The municipality of Dordrecht is going to redevelop the Noordendijk district. After relocating several big school buildings, a large space opens up in the 4.5 hectare area, which the municipality intends to use for residential development. The intention is to make a unique district, where the nature that originally was present here will make a visible and tangible return.
EcoShape partners Deltares and Witteveen+Bos were asked by the municipality of Dordrecht to set up guiding principles, so the Noordendijk district can acquire the desired character in the future. Landscape architect Harro Wieringa explains: ‘The Noordendijk district, as seen from north to south, is located between two districts with different characters. Seen from east to west Noordendijk is located between the urban functions of Dordrecht and the green area of the Wantij park, open-air swimming pool and vegetable gardens. The Noordendijk district is intended to become a linking point between these different areas. Starting point for the design is the nature present in the area.’

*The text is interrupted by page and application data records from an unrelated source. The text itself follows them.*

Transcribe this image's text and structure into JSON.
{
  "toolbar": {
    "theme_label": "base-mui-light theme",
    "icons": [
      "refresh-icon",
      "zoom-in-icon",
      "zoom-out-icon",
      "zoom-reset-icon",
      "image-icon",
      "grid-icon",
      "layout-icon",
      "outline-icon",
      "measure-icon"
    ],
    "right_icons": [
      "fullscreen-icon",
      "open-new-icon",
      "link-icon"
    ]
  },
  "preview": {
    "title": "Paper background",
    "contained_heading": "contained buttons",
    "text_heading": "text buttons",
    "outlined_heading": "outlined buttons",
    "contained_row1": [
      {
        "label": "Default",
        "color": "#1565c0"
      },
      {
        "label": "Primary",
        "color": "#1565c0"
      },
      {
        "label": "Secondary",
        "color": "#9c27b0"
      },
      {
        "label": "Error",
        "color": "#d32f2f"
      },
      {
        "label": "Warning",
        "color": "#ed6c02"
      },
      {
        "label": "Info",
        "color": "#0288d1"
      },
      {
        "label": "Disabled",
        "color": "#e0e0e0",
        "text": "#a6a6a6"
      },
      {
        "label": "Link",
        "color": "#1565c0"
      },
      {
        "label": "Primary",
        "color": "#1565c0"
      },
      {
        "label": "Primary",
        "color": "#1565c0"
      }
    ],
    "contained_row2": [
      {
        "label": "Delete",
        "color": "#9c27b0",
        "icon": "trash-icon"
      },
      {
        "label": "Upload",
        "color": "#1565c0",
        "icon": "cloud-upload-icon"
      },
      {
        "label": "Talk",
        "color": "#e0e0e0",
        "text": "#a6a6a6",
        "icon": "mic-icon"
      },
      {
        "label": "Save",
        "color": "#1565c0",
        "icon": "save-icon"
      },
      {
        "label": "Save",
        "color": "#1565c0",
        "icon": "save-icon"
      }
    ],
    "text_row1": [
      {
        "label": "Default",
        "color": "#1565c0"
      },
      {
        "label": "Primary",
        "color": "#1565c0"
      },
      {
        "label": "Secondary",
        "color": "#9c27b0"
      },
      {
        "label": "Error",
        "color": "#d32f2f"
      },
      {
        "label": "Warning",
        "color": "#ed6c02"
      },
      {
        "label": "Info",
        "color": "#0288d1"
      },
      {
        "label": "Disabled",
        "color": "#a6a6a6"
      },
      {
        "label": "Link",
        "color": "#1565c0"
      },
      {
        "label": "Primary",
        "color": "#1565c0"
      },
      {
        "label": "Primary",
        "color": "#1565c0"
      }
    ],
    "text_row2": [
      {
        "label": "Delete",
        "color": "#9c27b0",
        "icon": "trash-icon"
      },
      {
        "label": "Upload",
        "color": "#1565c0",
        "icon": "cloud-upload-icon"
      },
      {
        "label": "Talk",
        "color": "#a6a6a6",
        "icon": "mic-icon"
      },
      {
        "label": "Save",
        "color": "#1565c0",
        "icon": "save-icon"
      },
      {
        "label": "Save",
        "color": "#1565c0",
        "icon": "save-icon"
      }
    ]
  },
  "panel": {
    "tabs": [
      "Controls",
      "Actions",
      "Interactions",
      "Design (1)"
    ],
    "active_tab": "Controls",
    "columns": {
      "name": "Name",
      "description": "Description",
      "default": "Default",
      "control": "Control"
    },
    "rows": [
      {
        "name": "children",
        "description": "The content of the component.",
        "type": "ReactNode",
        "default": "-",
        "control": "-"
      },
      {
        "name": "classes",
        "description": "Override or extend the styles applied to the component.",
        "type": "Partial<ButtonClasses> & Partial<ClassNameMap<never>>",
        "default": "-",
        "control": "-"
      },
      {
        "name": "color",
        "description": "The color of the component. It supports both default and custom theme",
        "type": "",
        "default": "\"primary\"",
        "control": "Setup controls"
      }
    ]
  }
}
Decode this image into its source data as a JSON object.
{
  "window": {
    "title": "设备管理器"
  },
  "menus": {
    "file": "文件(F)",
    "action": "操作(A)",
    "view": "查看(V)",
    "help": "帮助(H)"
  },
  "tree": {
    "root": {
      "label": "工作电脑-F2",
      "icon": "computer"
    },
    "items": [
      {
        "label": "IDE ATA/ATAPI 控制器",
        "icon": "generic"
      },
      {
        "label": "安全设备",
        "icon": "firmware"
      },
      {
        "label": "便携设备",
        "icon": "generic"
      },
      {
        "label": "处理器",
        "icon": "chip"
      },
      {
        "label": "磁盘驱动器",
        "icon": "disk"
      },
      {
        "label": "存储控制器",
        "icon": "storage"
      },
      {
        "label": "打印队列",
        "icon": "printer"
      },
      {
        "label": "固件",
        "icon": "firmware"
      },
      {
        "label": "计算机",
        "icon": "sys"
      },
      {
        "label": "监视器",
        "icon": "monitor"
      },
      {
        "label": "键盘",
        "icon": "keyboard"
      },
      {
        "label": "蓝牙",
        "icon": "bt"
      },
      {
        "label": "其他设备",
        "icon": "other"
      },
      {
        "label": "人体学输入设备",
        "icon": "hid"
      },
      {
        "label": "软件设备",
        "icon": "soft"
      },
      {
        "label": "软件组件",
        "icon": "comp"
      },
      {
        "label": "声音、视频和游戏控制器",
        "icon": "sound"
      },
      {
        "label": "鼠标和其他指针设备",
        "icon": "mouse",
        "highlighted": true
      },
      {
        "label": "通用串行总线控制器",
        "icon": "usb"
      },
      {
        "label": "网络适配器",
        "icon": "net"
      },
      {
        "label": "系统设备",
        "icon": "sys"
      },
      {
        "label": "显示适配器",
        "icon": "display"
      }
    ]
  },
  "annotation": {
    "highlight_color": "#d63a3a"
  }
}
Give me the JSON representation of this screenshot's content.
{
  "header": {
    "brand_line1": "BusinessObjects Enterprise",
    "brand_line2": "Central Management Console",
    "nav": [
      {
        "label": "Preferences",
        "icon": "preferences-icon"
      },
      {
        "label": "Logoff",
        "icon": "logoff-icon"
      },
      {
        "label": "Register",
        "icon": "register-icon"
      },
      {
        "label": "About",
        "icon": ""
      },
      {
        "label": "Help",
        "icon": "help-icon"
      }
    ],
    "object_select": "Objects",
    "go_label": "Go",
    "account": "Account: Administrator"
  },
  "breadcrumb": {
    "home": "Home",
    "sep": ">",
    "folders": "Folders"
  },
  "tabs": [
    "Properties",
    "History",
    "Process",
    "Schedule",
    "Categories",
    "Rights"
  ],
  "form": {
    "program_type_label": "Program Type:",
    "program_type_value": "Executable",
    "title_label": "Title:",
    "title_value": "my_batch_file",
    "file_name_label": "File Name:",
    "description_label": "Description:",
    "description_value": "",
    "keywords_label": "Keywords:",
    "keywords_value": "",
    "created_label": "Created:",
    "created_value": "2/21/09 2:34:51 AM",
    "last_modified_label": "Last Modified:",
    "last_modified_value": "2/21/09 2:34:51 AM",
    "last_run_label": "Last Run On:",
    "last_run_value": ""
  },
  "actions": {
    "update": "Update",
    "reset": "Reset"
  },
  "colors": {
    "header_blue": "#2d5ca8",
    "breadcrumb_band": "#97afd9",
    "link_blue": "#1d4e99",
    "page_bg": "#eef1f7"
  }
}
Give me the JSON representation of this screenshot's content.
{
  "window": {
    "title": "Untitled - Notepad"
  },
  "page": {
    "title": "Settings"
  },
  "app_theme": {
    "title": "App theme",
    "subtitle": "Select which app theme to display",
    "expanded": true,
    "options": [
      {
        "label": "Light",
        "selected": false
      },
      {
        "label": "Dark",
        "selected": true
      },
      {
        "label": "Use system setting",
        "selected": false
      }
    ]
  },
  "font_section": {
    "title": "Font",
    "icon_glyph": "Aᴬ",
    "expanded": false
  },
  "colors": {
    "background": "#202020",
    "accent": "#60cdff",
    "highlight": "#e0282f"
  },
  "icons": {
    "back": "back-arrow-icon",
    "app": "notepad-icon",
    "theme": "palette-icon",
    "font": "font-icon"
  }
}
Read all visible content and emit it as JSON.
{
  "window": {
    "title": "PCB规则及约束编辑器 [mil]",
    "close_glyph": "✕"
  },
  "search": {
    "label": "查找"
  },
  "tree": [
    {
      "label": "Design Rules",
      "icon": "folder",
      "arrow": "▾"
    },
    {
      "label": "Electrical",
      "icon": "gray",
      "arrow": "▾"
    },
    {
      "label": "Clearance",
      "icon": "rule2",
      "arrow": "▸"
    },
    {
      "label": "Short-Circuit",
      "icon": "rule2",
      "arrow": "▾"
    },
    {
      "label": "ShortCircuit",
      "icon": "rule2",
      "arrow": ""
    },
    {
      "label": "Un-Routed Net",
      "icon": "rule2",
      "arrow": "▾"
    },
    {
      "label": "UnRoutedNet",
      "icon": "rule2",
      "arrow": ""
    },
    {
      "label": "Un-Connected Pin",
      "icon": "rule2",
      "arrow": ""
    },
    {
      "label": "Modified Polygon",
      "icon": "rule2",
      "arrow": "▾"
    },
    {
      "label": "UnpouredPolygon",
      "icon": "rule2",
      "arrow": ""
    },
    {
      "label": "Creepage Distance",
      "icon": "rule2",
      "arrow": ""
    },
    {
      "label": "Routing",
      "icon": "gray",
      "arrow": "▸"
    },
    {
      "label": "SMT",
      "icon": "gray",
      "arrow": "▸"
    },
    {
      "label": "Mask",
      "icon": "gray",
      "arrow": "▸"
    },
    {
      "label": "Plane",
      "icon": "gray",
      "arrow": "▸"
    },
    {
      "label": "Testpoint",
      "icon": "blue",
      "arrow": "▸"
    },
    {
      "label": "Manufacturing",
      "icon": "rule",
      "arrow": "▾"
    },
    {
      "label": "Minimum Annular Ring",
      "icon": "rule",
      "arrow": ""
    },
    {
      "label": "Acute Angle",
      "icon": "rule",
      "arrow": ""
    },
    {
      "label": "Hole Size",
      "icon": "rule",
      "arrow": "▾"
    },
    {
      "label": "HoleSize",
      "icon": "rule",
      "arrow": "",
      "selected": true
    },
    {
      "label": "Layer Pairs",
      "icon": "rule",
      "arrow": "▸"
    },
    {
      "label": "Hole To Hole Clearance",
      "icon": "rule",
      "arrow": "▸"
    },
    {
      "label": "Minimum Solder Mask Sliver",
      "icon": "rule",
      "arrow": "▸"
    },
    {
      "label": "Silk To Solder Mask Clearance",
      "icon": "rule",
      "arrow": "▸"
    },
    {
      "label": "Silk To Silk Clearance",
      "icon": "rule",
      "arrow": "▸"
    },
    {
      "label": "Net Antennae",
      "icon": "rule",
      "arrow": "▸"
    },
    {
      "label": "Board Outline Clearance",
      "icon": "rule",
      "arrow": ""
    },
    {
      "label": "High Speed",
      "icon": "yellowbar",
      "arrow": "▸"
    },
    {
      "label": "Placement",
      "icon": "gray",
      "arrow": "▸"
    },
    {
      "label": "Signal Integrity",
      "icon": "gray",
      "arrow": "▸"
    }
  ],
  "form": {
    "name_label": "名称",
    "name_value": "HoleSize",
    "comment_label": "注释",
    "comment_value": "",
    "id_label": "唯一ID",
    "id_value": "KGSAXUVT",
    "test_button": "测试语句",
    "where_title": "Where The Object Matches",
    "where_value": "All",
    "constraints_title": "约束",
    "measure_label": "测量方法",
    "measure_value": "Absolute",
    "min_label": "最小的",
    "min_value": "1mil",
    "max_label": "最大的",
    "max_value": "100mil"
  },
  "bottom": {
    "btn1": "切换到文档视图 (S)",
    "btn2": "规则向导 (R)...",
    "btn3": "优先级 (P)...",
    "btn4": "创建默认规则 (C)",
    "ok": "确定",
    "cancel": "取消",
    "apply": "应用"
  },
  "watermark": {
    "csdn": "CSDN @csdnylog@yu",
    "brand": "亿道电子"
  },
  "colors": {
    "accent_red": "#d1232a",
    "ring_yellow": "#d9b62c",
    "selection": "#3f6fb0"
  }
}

With climate change, sea level rise and societal changes new challenges arise for delta cities like Dordrecht. The shaping of the environment is increasingly becoming important and requires flexibility and resilience to be able to adapt to changing conditions. The specific knowledge question of the municipality of Dordrecht was: ‘What is unique about the ecological and landscape characteristics of Noordendijk district and how can we optimally use these characteristics?’
The research by EcoShape showed that the area originally was a fresh-water tidal marsh, which is quite unique. EcoShape subsequently researched the possibilities for reinforcement of this natural area and made a connection with the desired living environment. The result is an ambition for living in a fresh-water tidal environment located at a branch of the Wantij waterway. Next, this ambition was translated to the necessary guiding principles, examples for design principles and mindsets.
Harro: ‘The ambition entails that water and green in the area have to be visible and tangible from the residential homes as well as the public space. This way the inhabitants can enjoy nature from their homes and feel the dynamics of a fresh-water tidal marsh. The criteria and principles help ensure that the final design will meet this ambition.’
Two interactive workshops as input for the research were held. They were and attended by people from Deltares, Witteveen+Bos and the municipality of Dordrecht. Specialists from different fields took part in the workshops to ensure integrality and feasibility, amongst who were a hydraulic engineer, an urban planner, a landscape architect, an architect, an ecologist, an economist and employees with a role in local nature conservation and water management. In between the consortium provided interpretation and further elaboration in smaller sessions. The result of the research is the ‘Inspirational Document research framework criteria Noordendijk’ (Available in dutch only).